A protest outside the Woodlawn Adult Health Clinic, in early 2012, as the city was cutting the number of city-run mental health clinics in half. | Sun-Times File Photo

Chicago’s shrunken network of five mental health clinics are a “drop in the ocean” compared to the broader network of providers, but the city has no intention of eliminating any more locations, a top mayoral aide said Tuesday.

Six years after Mayor Rahm Emanuel consolidated the city’s mental health clinics, closing six out of 12, Health Commissioner Dr. Julie Morita was still on the defensive about the move.

With Morita on the hot seat at City Council budget hearings, Ald. Ricardo Munoz (22nd) accused the city of continuing to shrink mental health services at a time when the need has never been greater.

The number of city-run clinics declined again last year, when Cook County assumed control over the Roseland mental health clinic. That paved the way for expanded walk-in services around-the-clock.

Emanuel’s proposed 2018 budget has also raised eyebrows because two positions were re-classified to analyze data and meet operational needs.

“Mental health advocates are concerned this will become a pattern. Does CDPH intend to close another clinic next year to increase staff at the four remaining clinics, then the following year cut staff again saying you don’t need as much staff because there are only four clinics?” Munoz said.

Morita categorically denied that the 2018 job re-classifications were part of a broader plan to get out of the business of serving mental health patients.

She noted that the city plan known as “Healthy Chicago 2.0” established behavioral health as a top priority.

“What we found is that there is insufficient service to meet the needs of behavioral health. So the last thing that we want to do is get out of the business of mental health service,” Morita said.

“The number of mental health service providers in the city is huge and vast. Our five clinics currently are a drop in the ocean. And yet, we feel like it’s necessary to provide these services because we provide the safety net for individuals who are undocumented, who don’t have insurance, who choose to come to us and want to come to us. So we will continue to provide those services.”

Downtown Ald. Brendan Reilly (42nd) was not appeased. Not when the mayor’s budget includes only four psychiatrist positions, none of which have been filled.

He argued that “a large percentage” of Chicago’s homeless population has “severe mental health issues that are not addressed” because street teams “that show up on these sites are not equipped to handle” mental health issues.

“We need to focus efforts and resources on helping solve this problem. Or else, this is gonna be a self-fulfilling prophecy. Year in, year out, the same folks will land back on the street without anywhere to go and without any assistance that they need,” Reilly said.

“Certainly the two vacant positions you’re struggling to fill — we’ve got to figure out a better way to do that. The offer you have on the table is awfully good. Maybe it needs to be a bit sweeter. But there’s [also] a demand for a few additional psychiatry positions because our street teams that are interacting with the homeless community are struggling.
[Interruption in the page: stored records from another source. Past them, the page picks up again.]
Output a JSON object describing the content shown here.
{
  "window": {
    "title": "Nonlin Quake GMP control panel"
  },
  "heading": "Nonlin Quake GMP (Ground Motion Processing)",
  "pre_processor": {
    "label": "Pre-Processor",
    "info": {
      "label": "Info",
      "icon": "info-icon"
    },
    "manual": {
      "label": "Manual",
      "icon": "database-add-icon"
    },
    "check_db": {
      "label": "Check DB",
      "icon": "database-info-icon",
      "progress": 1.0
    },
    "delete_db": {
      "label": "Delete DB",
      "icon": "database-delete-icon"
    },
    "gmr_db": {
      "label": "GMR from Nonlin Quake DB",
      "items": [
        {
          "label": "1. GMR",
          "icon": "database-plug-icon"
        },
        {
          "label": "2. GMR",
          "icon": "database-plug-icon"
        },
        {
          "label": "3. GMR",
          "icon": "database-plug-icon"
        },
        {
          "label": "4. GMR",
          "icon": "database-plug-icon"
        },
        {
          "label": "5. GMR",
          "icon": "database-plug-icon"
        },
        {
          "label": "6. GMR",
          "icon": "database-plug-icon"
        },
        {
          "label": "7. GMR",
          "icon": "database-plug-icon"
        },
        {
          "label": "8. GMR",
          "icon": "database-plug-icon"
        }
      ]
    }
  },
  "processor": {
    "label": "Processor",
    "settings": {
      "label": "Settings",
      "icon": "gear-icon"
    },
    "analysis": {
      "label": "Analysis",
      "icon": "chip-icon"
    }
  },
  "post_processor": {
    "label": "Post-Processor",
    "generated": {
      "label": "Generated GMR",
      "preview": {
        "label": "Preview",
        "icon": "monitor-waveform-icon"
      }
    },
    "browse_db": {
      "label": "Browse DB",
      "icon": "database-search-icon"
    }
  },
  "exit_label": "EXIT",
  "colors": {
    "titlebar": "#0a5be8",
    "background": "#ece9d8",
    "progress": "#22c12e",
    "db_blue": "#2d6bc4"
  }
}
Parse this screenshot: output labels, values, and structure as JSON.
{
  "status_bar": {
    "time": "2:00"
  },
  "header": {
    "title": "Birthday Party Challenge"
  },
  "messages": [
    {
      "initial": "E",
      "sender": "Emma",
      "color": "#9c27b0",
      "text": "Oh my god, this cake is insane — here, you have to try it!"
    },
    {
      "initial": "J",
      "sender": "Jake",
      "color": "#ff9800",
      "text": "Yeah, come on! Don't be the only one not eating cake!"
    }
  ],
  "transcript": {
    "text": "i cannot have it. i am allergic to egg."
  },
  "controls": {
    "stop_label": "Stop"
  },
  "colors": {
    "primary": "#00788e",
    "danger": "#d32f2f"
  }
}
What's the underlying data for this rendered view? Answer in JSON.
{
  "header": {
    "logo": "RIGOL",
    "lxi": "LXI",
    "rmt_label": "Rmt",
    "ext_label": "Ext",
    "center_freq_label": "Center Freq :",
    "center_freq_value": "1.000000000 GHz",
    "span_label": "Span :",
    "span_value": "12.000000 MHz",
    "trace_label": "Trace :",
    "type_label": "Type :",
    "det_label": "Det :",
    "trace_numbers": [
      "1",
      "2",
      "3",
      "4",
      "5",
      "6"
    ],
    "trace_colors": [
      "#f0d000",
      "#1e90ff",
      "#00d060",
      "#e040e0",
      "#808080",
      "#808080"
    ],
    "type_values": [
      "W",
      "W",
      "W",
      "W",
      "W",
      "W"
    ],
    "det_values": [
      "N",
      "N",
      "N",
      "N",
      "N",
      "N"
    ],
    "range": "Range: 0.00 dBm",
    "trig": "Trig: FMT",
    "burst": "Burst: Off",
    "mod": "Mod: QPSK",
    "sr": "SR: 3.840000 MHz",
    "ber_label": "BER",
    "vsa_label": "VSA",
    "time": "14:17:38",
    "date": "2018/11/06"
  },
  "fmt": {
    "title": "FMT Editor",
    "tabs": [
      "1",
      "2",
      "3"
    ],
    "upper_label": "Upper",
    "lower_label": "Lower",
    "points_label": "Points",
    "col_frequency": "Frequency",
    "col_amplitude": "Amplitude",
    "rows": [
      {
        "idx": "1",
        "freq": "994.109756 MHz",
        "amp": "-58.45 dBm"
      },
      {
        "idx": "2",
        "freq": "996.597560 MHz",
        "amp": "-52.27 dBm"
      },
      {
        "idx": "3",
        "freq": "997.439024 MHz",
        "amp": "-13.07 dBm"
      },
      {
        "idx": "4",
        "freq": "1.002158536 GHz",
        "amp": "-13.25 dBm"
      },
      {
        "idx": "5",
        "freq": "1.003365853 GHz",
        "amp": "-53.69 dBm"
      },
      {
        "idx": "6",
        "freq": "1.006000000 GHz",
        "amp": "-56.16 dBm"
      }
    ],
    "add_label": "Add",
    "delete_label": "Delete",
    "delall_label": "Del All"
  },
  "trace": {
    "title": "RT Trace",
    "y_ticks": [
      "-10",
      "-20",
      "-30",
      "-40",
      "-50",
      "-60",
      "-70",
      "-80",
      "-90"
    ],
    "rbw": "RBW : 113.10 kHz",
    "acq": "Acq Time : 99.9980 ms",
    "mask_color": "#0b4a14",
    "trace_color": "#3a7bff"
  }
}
We’re not having success engaging these individuals and getting them treatment and help.”

Reilly also complained about a plan to set up permanent needle-disposal locations on Lower Wacker Drive and other Central Business District locations where there are a “large and growing number of opioid camps” — groups of homeless people struggling with opioid addiction.

“We’re talking about piles — hundreds upon hundreds of used hypodermic needles. I’m all about getting those cleaned up and taken away. But once you put in permanent stations down there or start installing lots of these boxes, that tells the two rival gangs that are fighting for that heroin business, ‘This is a great place to set up shop and shoot at one another,” Reilly said.

“The last two years, we’ve had rival gangs shooting one another on Lower Wacker and other areas of the city fighting over the homeless population’s heroin addicts.”

Morita insisted that the Health Department has no such plan to set up permanent disposal sites.